SearchWhen Facebook announced their newest product, the Facebook Graph Search, it sounded like the social network giant had created their own ‘Google’ enriched with personal recommendations from users’ acquaintances, friends and family. It was a huge next step in leveraging the Big Data collected from over one billion users and a breakthrough in social and semantic search capability.

The Silicon Angle described it this way:

Graph Search, represents an intriguing marriage of Big Data and social networking that should allow people and businesses to connect in dozens of new and exciting ways.

Most people are not concerned or even aware of Internet giants like Google or Facebook collecting their personal data. They offer it willingly when registering for a give-away or a Facebook game application. Most people cannot even imagine how much companies profit from information as trivial as what you had for breakfast.

Few could comprehend the connections algorithms that process our data make out of the status updates and pictures posted. If they knew, it would most likely trigger a huge uproar.

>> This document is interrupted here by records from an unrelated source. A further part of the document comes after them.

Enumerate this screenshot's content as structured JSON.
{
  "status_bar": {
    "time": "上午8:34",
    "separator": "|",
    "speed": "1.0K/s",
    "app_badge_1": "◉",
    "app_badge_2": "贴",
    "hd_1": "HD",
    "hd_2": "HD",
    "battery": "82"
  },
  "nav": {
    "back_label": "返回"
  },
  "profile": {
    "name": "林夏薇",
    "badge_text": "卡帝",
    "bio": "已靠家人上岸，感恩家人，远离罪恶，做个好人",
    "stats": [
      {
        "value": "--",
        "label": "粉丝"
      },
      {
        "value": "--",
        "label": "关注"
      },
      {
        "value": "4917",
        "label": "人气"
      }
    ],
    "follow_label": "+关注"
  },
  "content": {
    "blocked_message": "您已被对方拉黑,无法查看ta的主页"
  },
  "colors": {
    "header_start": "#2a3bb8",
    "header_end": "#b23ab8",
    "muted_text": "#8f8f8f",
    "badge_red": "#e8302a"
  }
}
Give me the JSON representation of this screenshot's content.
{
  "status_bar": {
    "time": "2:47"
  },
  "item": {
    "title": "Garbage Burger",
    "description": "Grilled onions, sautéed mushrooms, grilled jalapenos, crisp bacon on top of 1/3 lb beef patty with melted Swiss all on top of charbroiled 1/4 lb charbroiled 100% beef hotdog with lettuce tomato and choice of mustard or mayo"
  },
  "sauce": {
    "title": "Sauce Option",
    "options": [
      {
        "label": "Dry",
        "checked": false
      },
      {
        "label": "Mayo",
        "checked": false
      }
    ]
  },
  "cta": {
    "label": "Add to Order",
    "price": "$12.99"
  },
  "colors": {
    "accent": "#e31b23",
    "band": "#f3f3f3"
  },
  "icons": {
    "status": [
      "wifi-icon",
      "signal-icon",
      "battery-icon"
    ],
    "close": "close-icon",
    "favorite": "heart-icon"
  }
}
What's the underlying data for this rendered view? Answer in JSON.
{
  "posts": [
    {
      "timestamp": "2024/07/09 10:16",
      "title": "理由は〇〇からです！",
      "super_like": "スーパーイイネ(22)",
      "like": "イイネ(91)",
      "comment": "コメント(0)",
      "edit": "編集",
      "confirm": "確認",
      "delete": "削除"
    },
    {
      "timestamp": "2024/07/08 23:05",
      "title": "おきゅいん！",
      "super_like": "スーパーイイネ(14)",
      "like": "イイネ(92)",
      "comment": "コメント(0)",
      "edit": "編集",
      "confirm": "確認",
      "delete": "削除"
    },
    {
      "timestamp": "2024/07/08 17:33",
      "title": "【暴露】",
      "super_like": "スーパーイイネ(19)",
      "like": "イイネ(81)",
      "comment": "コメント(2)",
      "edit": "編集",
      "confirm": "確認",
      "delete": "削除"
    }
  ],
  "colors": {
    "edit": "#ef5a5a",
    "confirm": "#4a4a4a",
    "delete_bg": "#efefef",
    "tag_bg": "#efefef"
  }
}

The first concerns about data privacy were raised shortly after the launch of Graph Search. Facebook had to face a flood of negative user comments.

Some of us already had the honor of testing the new function; a sample of feedback from the first wave of users includes: “Addictive”, “brings out the urge to get insights from family and friends”, “a future as a second Linked”, “it has a lot of potential” and simply “creepy”.

You can join the waitlist to get notified when you are able to use it here.

Facebook unveiled its Graph Search as their third pillar, the other two being the News Feed and the Timeline. The company makes it look like it is a feature created for the user’s benefit and to make the whole Facebook experience cooler and hipper. However, hidden from the general public lies a vast amount of information users provide with their likes, status updates, photos and check-ins: Facebook’s Big Data.

While the search is currently in beta and only a fraction of the available data has been indexed, it will undoubtedly grow more powerful over time and the company’s ad sales figures will grow with it. It provides a new opportunity for advertisers, similar to the Google model, and is described as a notable development in the big data universe.

One reason it is notable for us is that it presents access to our own ‘personal Big Data’. Companies have leveraged huge amounts of data for a while but this is the first time the average Internet user like you and me gets access to its own little piece of big data: Our social media life with connections, favorite restaurants and vacation destinations that produces vast amounts of data.

Some Implications of this launch

  • It offers some advantages for users; for example, restaurant recommendations of trusted friends (see why we tend not to trust strangers) or when looking for like-minded people in the same city to play sports together
  • Brings Big Data to the average Internet user
  • Another attack on Google: Sources report that if the search function will be extended in the future it will be synced with Microsoft’s Bing
  • It raises privacy and data security issues

Like other product launches there are both negative and positive reactions. In order to maintain its market leadership Facebook had to come up with an innovation in location-based services which could also be linked to the flopped Facebook deals hopefully, giving it a second chance.

Actually seeing the vast amount of personal data Facebook has access to should make the consumer more aware of what kind of information they share on the Internet. Let’s see what comes of it once it has been rolled out globally.